Discovery Checklist

Your personal injury lawyer will investigate things about your lawsuit in a variety of ways. One of these is the pre-trial phase of a lawsuit called “discovery.” In discovery, lawyers can request documents and other evidence from the other parties. The typical discovery methods include depositions, interrogatories, requests for admissions, document production requests, and requests for inspection.

The following checklist shows some of the things that a personal injury lawyer might do in the discovery phase of your car accident lawsuit.

Discovery checklist

1. Obtain copies of:

    (a) the police report.
    (b) notes developed by your insurance carrier during the preliminary investigation of the accident.
    (c) statements you gave to your insurance carrier or to any other person.
    (d) newspaper accounts of the car accident.
    (e) videotapes of television news coverage of the car accident.
    (f) medical records generated during your treatment or that of any other person involved in the car accident.
    (g) reports of emergency medical personnel, ambulance drivers, or other medical personnel who responded to the scene of the car accident.

2. Develop all undocumented information by interviewing any persons other than you with personal knowledge of the incident, including:

    (a) any witnesses to the accident.
    (b) any passengers in your car.
    (c) any representatives of the towing service or repair company who may have made observations of the cars immediately after the accident.

3. Send out an initial set of interrogatories and a request for production to the defendant(s) in order to acquire a knowledge of the facts of the accident, as perceived by the opposing party.

4. Once responses to initial interrogatories and requests for production are received, examine them for any additional documents identified and send out requests for these.

5. Have you sign an authorization to release medical records, police reports, or any other documents that your attorney may need to complete the investigation.

6. Consider all witnesses to the accident or other persons having personal knowledge of facts or events to develop a deposition list.

7. Prepare a list of experts who will be able to document your damages, and include in it:

    (a) medical witnesses.
    (b) rehabilitation specialists.
    (c) vocational or occupational specialists.
    (d) economists.

8. Identify any particular information that is harmful to your case and begin to develop a strategy for shielding this information from discovery.
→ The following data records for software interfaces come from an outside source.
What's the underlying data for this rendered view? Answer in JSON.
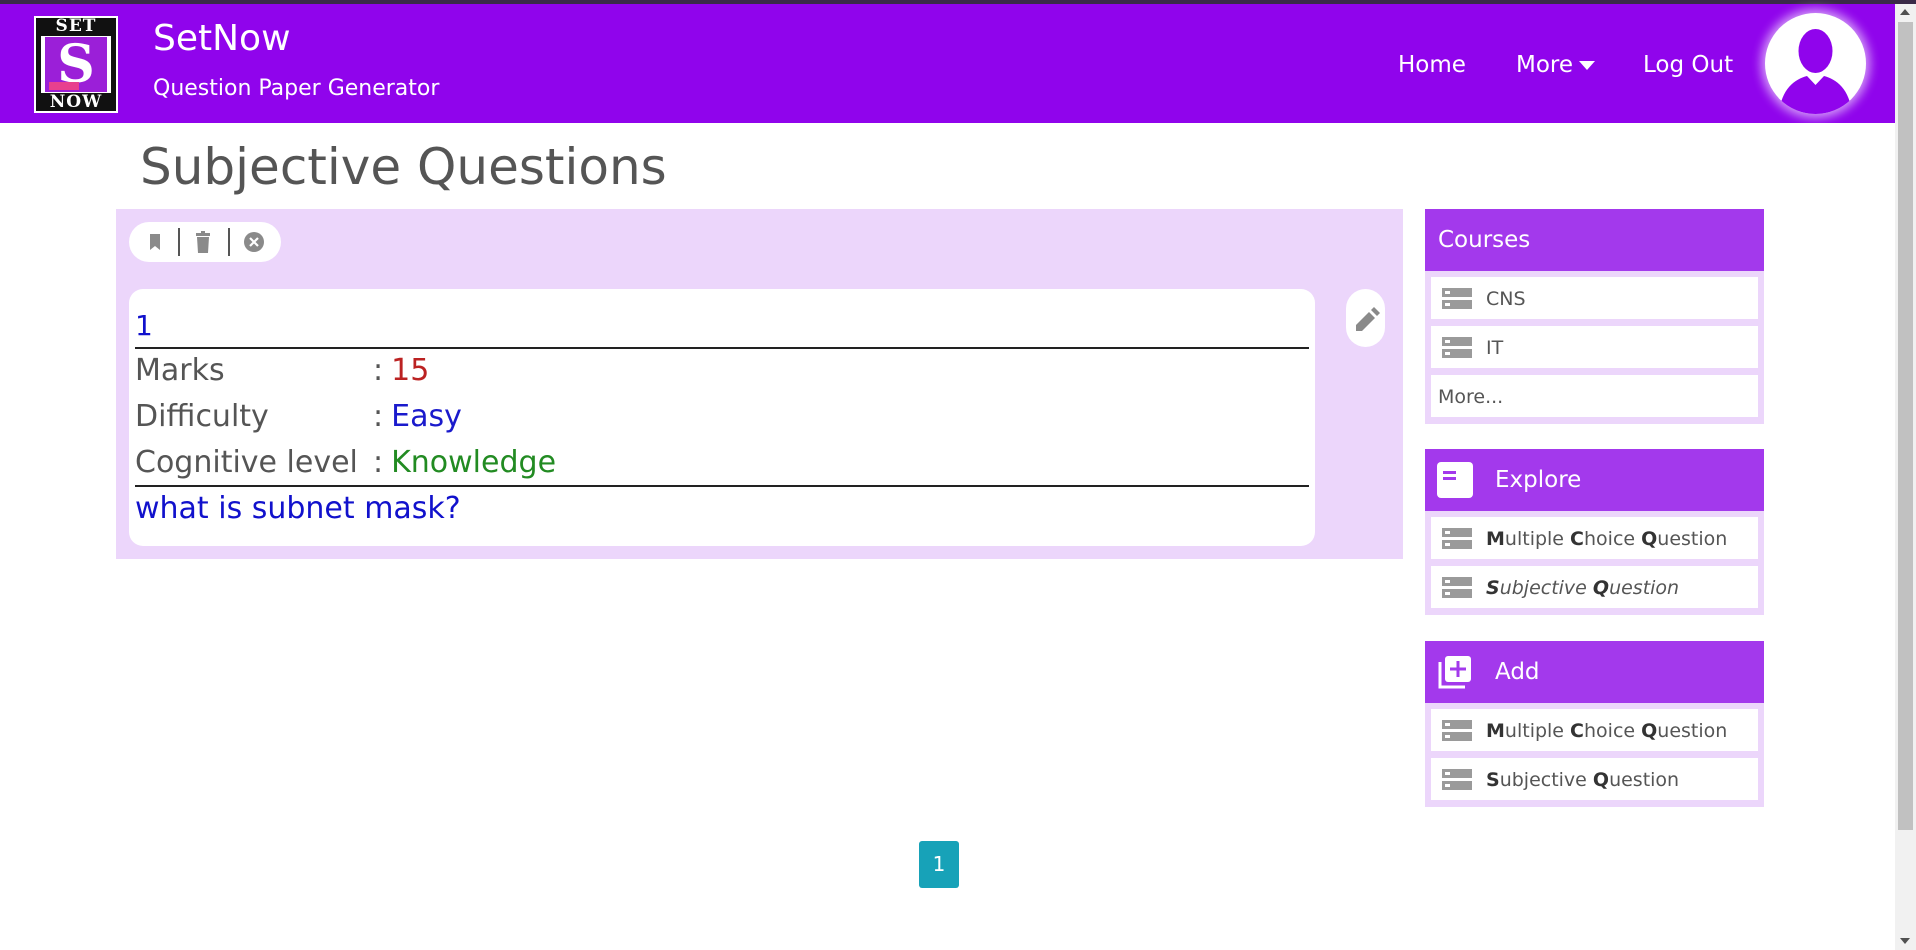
{
  "brand": {
    "logo_top": "SET",
    "logo_letter": "S",
    "logo_bottom": "NOW",
    "title": "SetNow",
    "subtitle": "Question Paper Generator"
  },
  "nav": {
    "home": "Home",
    "more": "More",
    "logout": "Log Out"
  },
  "page": {
    "title": "Subjective Questions"
  },
  "question": {
    "number": "1",
    "marks_label": "Marks",
    "marks_value": "15",
    "difficulty_label": "Difficulty",
    "difficulty_value": "Easy",
    "cognitive_label": "Cognitive level",
    "cognitive_value": "Knowledge",
    "separator": ":",
    "text": "what is subnet mask?"
  },
  "sidebar": {
    "courses": {
      "title": "Courses",
      "items": [
        "CNS",
        "IT"
      ],
      "more": "More..."
    },
    "explore": {
      "title": "Explore",
      "mcq": {
        "m": "M",
        "p1": "ultiple ",
        "c": "C",
        "p2": "hoice ",
        "q": "Q",
        "p3": "uestion"
      },
      "subjective": {
        "s": "S",
        "p1": "ubjective ",
        "q": "Q",
        "p2": "uestion"
      }
    },
    "add": {
      "title": "Add",
      "mcq": {
        "m": "M",
        "p1": "ultiple ",
        "c": "C",
        "p2": "hoice ",
        "q": "Q",
        "p3": "uestion"
      },
      "subjective": {
        "s": "S",
        "p1": "ubjective ",
        "q": "Q",
        "p2": "uestion"
      }
    }
  },
  "pagination": {
    "current": "1"
  },
  "colors": {
    "navbar": "#9004ec",
    "panel": "#ecd6fb",
    "side_head": "#a339ec",
    "page_button": "#17a2b8"
  }
}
9. Conduct necessary research where appropriate and, if the information cannot be shielded, develop the least harmful theme with which to present it.